Almost every decision taken by the FA of Malaysia over the past two decades has seen Malaysian football regress rather than going forward.
Malaysian fans have become numb to defeats suffered by the national team and the state teams on the international stage so much so that nothing surprises them anymore.
But for Kedah to succumb 8-2, in such devastating fashion, to Vietnam’s Binh Duong in Ho Chi Minh City on Tuesday, is one humiliation too far.
It is one thing to lose by such a margin to a Japanese J-League team as Sarawak did in a 10-0 capitulation to Kashima Antlers in the 1999 Asian Cup Winners’ Cup, but to a fellow Southeast Asian side?
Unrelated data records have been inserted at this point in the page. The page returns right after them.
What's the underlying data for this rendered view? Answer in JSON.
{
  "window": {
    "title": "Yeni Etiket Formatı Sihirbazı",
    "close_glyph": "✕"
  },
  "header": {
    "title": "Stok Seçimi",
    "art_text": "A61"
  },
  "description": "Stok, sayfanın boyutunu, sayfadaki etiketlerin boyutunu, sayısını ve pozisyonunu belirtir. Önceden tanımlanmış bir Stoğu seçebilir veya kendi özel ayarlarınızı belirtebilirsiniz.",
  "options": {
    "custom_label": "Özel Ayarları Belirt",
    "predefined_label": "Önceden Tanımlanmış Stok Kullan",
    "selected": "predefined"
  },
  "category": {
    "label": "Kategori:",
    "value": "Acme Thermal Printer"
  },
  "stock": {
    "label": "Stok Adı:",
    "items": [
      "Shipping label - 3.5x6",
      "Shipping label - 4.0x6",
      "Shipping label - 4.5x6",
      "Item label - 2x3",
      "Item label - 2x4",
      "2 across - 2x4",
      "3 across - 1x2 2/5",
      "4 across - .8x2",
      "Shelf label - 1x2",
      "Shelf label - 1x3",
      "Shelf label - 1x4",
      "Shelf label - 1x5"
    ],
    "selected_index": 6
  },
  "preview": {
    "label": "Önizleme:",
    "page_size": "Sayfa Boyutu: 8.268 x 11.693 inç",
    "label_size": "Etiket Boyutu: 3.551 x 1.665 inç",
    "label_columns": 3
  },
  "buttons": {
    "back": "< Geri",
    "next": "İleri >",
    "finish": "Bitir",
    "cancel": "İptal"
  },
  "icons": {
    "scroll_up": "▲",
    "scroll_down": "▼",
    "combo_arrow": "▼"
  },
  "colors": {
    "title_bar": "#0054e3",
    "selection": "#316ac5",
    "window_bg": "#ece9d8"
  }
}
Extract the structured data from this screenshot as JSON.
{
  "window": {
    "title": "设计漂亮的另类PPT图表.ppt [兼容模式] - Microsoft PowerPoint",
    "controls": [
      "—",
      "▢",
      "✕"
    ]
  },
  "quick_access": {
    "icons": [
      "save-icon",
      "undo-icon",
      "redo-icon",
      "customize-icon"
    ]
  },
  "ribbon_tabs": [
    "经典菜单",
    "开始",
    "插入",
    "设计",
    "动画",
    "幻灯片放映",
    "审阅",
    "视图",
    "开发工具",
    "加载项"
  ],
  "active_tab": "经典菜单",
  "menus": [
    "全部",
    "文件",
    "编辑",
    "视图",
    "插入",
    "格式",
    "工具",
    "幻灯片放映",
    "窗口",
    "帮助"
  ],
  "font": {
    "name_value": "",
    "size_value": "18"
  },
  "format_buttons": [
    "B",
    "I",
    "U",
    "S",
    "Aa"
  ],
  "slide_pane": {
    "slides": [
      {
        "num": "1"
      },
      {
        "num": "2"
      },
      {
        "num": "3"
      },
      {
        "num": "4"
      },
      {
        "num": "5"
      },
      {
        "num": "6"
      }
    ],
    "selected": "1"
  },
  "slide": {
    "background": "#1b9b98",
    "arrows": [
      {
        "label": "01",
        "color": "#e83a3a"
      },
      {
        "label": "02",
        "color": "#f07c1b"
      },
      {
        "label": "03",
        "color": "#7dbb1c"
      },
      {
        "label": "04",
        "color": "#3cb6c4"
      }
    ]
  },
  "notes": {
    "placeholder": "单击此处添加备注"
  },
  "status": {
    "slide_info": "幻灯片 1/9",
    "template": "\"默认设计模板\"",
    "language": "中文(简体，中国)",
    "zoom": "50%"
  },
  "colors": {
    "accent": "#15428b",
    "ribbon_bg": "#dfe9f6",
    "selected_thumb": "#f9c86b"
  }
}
Surely this cannot be possible.
But alas, nothing is impossible where plunging to new depths is concerned for Malaysian football.
It mattered little that Kedah were the double treble champions (2007 and 2008), such was the ferocity with which Binh Duong tore them apart.
Now, in an attempt to redress the wrongs of the past, FAM president Sultan Ahmad Shah has directed another restructuring of the Malaysian league.
But we have been down this road before, first with the introduction of the Semi-Pro league in 1989, then the launch of the fully professional M-League in 1994, the re-introduction of a two-tiered system in 1998 with the inclusion of clubs and finally the re-branding of the league to the highly deceptive “Super League” in 2004.
In Kedah’s defence, their misadventure in Vietnam is partly FAM’s fault for banning foreign players this season.
Having taken the excitement out of the league, the quality too has suffered immensely as Kedah can attest to.
In the pre-match press conference, Kedah coach Azraai Khor Abdullah played down the absence of foreign players in his team but he will likely be singing a different tune now.
Such is the impact of foreign players that one veteran journalist is fond of reminiscing how Perlis fans were drawn to the Utama Stadium in Kangar just to watch Zambian striker Philemon Chepita train and then jostle to get his autograph.
These days, you would be hard pressed to get them to attend matches let alone watch players in training.
FAM deputy president Datuk Redzuan Sheikh Ahmad, after the FAM Congress last Sunday, hinted foreign players may be brought back next season although he did not say it outright.
He contrasted the fortunes of Premier League leaders Young Tigers, the national Under-19 side, who struggled last season against teams with import players but are beating all-comers this season.
That in itself shows how much of an impact foreigners have in raising the quality of the local league.
But to entice the foreigners back, only teams with the financial muscle to hire them ought to be allowed to play in the professional league as Sultan Ahmad Shah envisions.
FAM’s biggest battle however will be to convince its own affiliates to toe the line, as naturally none wants to be left out of the new league.
But with history as a guide, we all know what is going to happen next — nothing.